Ask my kids, and they will tell you that I am currently in the parental equivalent of the doghouse. My sin? Telling them no. Well, I suppose that’s not it exactly. My real sin is that I am not the kind of parent that Lucky Kim has.
Let me explain.
The Sandersons live in the yellow house down on the corner, a lovely little Cape Cod complete with white picket fence, a jungle gym, and a trampoline in the backyard. All of which has been purchased and placed in order to occupy the youngest Sanderson, an eight-year-old named Kim.
The elder Sandersons seem to be a good enough lot. Dad works at a nonprofit in the city, and Mom, from what I gather, seems to be a professional volunteer.

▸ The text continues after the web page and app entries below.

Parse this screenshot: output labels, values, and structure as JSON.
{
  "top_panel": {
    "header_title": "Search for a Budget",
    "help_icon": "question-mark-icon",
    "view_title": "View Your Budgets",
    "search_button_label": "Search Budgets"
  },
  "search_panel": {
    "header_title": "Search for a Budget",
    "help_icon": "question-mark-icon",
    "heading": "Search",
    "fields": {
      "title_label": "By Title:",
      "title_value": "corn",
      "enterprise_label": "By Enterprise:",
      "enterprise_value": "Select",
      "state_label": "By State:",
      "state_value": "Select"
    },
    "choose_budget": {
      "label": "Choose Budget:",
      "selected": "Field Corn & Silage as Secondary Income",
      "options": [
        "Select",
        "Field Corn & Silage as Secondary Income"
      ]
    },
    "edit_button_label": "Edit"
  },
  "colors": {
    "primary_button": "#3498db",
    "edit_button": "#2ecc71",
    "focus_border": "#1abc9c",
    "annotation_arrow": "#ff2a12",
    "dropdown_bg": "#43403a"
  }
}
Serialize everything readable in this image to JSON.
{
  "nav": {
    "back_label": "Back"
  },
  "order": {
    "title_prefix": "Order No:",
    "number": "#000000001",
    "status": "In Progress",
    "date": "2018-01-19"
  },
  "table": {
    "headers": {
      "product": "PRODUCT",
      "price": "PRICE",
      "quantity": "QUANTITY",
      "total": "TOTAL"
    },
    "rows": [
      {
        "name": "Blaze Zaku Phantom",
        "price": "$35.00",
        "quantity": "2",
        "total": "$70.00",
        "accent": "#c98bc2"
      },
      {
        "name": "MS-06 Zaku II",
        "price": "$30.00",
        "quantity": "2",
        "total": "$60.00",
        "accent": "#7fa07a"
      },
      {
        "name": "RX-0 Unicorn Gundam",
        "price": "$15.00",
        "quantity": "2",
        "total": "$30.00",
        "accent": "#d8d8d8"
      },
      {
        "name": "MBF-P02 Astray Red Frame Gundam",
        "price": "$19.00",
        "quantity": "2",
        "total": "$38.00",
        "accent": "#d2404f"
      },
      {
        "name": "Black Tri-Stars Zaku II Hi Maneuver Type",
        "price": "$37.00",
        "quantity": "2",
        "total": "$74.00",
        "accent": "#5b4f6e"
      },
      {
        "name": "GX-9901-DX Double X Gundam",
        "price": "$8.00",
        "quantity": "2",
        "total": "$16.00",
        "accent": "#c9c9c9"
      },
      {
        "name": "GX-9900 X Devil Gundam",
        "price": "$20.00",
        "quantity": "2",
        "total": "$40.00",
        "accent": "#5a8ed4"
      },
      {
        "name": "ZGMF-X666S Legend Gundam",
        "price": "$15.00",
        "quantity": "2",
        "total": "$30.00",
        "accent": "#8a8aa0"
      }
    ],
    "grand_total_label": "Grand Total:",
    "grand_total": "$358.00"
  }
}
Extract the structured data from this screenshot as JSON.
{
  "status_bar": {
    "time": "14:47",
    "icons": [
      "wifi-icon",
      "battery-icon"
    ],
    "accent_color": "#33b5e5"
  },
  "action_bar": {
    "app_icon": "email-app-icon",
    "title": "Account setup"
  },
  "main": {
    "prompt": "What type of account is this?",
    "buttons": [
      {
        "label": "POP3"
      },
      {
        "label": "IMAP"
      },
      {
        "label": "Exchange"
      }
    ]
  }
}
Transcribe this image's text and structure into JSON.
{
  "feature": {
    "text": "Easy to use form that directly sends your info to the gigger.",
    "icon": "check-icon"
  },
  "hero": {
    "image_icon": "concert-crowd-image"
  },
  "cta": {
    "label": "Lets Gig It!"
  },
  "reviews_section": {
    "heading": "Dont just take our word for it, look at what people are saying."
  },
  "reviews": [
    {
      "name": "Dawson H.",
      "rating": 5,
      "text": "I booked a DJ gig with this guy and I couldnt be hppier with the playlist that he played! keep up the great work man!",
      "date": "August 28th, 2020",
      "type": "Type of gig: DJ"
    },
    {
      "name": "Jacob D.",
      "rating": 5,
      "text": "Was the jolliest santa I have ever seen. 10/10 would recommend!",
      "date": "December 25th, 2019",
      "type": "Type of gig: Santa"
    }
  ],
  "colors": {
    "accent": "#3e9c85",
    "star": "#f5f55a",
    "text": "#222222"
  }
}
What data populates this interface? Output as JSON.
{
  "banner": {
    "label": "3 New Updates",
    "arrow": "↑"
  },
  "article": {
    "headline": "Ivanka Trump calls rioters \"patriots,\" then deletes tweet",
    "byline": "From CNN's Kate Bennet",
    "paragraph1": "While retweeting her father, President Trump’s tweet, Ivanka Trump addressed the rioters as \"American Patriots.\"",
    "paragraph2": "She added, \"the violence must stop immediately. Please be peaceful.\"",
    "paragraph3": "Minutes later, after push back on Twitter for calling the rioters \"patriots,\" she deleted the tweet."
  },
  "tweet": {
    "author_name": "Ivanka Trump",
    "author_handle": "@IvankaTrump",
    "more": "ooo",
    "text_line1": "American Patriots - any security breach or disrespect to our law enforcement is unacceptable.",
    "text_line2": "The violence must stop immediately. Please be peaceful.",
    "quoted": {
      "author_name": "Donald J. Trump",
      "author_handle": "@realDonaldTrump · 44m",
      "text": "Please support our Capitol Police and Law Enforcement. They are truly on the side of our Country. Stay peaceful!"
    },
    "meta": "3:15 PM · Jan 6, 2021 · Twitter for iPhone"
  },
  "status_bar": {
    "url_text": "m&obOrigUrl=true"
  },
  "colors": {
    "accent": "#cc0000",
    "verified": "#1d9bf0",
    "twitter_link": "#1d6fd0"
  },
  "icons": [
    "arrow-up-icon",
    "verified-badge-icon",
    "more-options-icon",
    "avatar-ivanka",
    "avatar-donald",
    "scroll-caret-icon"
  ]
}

I’ve seen her on early Saturday mornings, placing signs and placards into the trunk of their hybrid car that correspond to whatever cause seems to be the flavor of the month. Her husband and little Kim will follow out soon after, and off they go. I guess it depends on the issue as to whether they protest or support. They’ve been fairy busy since all this Occupy Wall Street stuff began.
They’re pretty progressive folks, the Sandersons. And when you live in a pretty traditional town like ours, that makes you stand out about as much as a purple elephant. But they’re good folks nonetheless. I figure to each his (or her) own.
Our kids have been over there once or twice to play with Kim. They always return with fantastical tales. Not merely of Kim’s toys or the trampoline in the backyard, but also of how Kim’s parents treat her as an adult rather than a child. Kim can generally come and go as she pleases. She can eat whatever she wants (as long as it isn’t meat, as my son informed me the Sandersons are “vagetaryins”).
At any rate, hanging around so much progressivism has got my kids to thinking, Why can’t my mom and day be like Kim’s? I got so tired of hearing about how fortunate the younger Sanderson is and how much better her life will surely become that after a couple weeks, I began referring to her as Lucky Kim.
I tell my kids to clean their rooms. They say Lucky Kim never has to clean her room.
I tell them to do their homework. They say Lucky Kim’s folks say homework isn’t nearly as important as “real life experience.”
I tell them to say their prayers. They say Lucky Kim’s folks don’t believe in God, which is kind of sad usually but sometimes must be kinda nice because then you can do whatever you want and never feel guilty after.
You get the idea. It all kind of got out of hand.
There’s been a Lucky Kim moratorium in place for a few days now. I’m not sure if that was really the right way to handle things, but that’s how I did. Sometimes parenting is all about going with your head and not your heart.
I hear Lucky Kim’s folks think this is all because of their politics, another instance of liberals like them never being able to get along with conservatives like me. I don’t know if there’s anything to that. I like to think it isn’t. I like to think that despite whatever differences people have, they can still get together long enough to play every once in a while.
Then again, sometimes those differences are so great that it might be best to keep a little distance. And with us, those differences are pretty great. We’re equal in that all we want is a good future for our kids, one where they can grow and live and love and become anything they want to be.
I guess you could say that where we veer away from each other is the area of focus. You see, the Sandersons are all about making the world better for our children. That’s why they do the things they do. And don’t get me wrong, that’s admirable. In fact, you could say I was once like that.
But me, I do the things I do for another reason.
I say no and I set limits and I make my kids work not so I can make the world better for them, but so I can make them better for the world.
My children don’t understand that. Not now.
But they will later, and they will thank me for it.